Female legislators and regional heads are failing to use their positions to promote gender equality, a women’s rights activist said on Tuesday.
Dwi Windyastuti, a researcher from Surabaya’s Airlangga University, said most Indonesian women tended to enter politics simply to enhance their social standing rather than champion women’s causes.
“Affluent businesswomen are more likely than other women to enter politics, which is due to the high cost of vying for public office, particularly a position as regional head,” she said.
“As a consequence, their motivation for getting into politics is more about gaining personal prestige than about improving social standards through a gender-based perspective.”
She added women in politics tended to emulate their male peers by prioritizing position and power over all else.

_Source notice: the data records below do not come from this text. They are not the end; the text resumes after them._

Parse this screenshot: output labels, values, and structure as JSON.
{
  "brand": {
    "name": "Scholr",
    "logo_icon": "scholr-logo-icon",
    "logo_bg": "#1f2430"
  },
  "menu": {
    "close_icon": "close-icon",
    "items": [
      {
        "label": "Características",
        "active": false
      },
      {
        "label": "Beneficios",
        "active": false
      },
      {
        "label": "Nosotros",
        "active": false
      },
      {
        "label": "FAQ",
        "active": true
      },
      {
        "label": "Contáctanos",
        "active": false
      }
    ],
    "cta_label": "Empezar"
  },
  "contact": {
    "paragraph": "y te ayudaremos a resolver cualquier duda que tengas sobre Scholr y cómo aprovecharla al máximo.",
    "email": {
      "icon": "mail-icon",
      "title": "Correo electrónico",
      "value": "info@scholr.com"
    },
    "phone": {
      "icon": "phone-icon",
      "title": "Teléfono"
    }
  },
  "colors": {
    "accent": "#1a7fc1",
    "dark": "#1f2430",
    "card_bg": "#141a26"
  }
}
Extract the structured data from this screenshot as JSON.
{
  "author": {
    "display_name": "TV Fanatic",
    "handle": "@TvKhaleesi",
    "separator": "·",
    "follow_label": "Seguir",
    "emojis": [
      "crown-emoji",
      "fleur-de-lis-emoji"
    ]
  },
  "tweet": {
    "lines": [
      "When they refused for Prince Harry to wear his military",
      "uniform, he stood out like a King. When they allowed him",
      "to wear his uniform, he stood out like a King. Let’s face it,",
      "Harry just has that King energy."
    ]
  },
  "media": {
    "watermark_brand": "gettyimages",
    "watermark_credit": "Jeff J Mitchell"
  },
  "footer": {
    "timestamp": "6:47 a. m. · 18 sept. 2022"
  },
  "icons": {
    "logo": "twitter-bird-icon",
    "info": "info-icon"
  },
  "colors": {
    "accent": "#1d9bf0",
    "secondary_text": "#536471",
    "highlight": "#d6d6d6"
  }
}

“Once these women get their positions, they forget that they’re meant to represent the country’s women,” Dwi said.
“They forget that they should be fighting for gender equality by addressing domestic violence, championing reproductive health awareness and ending human trafficking.”
Meanwhile, a 2010 UN Development Program Indonesia report points out that only 17.32 percent of seats at the House of Representatives (DPR) are occupied by women, up from 11.8 percent prior to the 2009 elections.
The report said there is only one woman among the country’s 33 governors — Ratu Atut Chosiyah of Banten province — along with 38 female district heads and five female ministers.
Angelina Sondakh, a House legislator and deputy secretary general of the ruling Democratic Party, said that while they remain outnumbered by men in politics, women are now increasingly taking up more important positions.
“In the past, you’d rarely see women serve in strategic positions, but now [female legislators’ roles] are improving,” she said.
She added that political parties should not only be concerned about meeting the quota to assign 30 percent of their House seats to women, they should also give them key positions in the party and the House.
However, Eva Kusuma Sundari, from the opposition Indonesian Democratic Party of Struggle (PDI-P) said that “We still have a long way to go if female politicians are to play a role as agents of change.”